_DATA UNDER STUDY_
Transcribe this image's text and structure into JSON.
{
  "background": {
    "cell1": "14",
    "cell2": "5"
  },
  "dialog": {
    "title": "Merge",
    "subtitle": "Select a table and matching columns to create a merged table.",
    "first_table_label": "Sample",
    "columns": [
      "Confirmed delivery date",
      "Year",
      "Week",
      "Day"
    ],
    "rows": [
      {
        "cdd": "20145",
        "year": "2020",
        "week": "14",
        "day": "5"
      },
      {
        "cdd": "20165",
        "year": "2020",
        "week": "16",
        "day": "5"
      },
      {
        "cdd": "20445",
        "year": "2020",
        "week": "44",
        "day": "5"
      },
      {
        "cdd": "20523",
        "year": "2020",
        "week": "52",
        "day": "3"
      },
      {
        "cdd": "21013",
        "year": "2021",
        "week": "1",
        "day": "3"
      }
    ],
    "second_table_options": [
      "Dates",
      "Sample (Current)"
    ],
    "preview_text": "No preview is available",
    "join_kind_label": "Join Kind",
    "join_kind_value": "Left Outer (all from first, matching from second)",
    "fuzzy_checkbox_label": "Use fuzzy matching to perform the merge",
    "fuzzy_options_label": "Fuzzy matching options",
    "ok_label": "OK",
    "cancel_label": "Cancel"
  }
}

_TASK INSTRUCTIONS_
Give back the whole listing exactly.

_SOLUTION TO THE EXERCISE_
Transcribe this image's text and structure into JSON.
{
  "background": {
    "cell1": "14",
    "cell2": "5"
  },
  "dialog": {
    "title": "Merge",
    "subtitle": "Select a table and matching columns to create a merged table.",
    "first_table_label": "Sample",
    "columns": [
      "Confirmed delivery date",
      "Year",
      "Week",
      "Day"
    ],
    "rows": [
      {
        "cdd": "20145",
        "year": "2020",
        "week": "14",
        "day": "5"
      },
      {
        "cdd": "20165",
        "year": "2020",
        "week": "16",
        "day": "5"
      },
      {
        "cdd": "20445",
        "year": "2020",
        "week": "44",
        "day": "5"
      },
      {
        "cdd": "20523",
        "year": "2020",
        "week": "52",
        "day": "3"
      },
      {
        "cdd": "21013",
        "year": "2021",
        "week": "1",
        "day": "3"
      }
    ],
    "second_table_options": [
      "Dates",
      "Sample (Current)"
    ],
    "preview_text": "No preview is available",
    "join_kind_label": "Join Kind",
    "join_kind_value": "Left Outer (all from first, matching from second)",
    "fuzzy_checkbox_label": "Use fuzzy matching to perform the merge",
    "fuzzy_options_label": "Fuzzy matching options",
    "ok_label": "OK",
    "cancel_label": "Cancel"
  }
}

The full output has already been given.